Quartiles / Boxplots

Some reports include Boxplot charts, which portray a range of statistics visually. Wikipedia does a great job of explaining them in broad terms. However, consider what the following set of boxplots is actually showing you. This is a boxplot of "total value of sales", seperated by different categories

Boxplot example

1 This plot shows a range of sale values that go from very low to very high (the ends of the bar are far apart), but the overwhelming average of sales is quite low, as the "box" part of the chart is not large and down at the lower end of the chart.

2 This set of sales is again showing a wide range of value, but is also consistently showing higher value sales, which creates the larger box.

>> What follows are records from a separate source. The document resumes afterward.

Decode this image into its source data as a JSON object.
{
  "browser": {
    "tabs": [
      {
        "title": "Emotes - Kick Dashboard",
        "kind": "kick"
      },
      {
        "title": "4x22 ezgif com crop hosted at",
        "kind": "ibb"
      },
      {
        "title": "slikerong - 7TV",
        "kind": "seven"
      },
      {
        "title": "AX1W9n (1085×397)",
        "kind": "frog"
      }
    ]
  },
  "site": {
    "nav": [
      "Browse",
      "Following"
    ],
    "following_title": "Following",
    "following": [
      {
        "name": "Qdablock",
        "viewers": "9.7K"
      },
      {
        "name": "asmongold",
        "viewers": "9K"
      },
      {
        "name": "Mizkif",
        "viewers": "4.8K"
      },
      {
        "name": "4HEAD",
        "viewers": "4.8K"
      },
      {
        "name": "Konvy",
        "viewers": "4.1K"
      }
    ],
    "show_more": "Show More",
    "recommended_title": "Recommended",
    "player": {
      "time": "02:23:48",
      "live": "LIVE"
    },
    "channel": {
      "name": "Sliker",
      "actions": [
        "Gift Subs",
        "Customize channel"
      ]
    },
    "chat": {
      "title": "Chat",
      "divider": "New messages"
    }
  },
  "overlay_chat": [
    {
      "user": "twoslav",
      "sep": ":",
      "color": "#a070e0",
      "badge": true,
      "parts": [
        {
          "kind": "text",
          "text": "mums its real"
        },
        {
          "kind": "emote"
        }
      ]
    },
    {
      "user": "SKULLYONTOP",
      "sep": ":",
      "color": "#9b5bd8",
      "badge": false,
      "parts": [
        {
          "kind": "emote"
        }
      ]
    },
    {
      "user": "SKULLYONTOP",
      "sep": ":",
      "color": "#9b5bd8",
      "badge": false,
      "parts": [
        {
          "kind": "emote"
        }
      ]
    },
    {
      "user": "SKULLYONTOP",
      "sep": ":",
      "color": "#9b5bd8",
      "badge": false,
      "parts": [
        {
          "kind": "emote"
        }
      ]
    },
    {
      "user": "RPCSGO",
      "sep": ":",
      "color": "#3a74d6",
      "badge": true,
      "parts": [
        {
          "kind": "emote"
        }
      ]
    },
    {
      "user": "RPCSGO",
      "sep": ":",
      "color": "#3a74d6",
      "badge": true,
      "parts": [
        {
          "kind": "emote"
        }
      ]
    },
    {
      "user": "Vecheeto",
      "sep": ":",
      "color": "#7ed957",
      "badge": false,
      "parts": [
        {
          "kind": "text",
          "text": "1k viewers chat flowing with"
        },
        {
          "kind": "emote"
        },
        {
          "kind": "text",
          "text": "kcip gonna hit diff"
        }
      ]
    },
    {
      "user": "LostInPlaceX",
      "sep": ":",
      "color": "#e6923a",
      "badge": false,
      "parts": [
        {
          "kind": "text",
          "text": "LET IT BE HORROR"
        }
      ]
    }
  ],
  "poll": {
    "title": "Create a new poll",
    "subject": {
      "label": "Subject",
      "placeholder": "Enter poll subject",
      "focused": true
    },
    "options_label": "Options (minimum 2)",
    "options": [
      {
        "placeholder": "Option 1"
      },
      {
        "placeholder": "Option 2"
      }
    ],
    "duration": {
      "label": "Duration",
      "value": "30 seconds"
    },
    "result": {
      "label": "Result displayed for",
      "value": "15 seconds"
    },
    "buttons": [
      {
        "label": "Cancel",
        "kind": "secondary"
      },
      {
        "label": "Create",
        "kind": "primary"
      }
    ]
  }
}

However, the line inside the box (which shows the average sale value), is down the lower end. This implies the customer has quite a low average sale value, but also reasonably often makes large sales.

3 The maximum line on this plot is not very high, so this customer has never made any very large purchases, however their average sale is higher than "chart #1" above.

4 Notice on these two plots how the minimum of the lower plot is about the same as the upper plots average. This says the lower plot represents a higher value of sale than the other.

When reading the charts, remember to keep total number of sales in perspective. While plot #1 appears to be mostly small sales, if this plot represents 1,000 sales vs say 60 sales for plot #2, then customer #1 may well be the more profitable

Tip. If you mouse over the boxplot, many reports will provide a tooltip giving you the actual numbers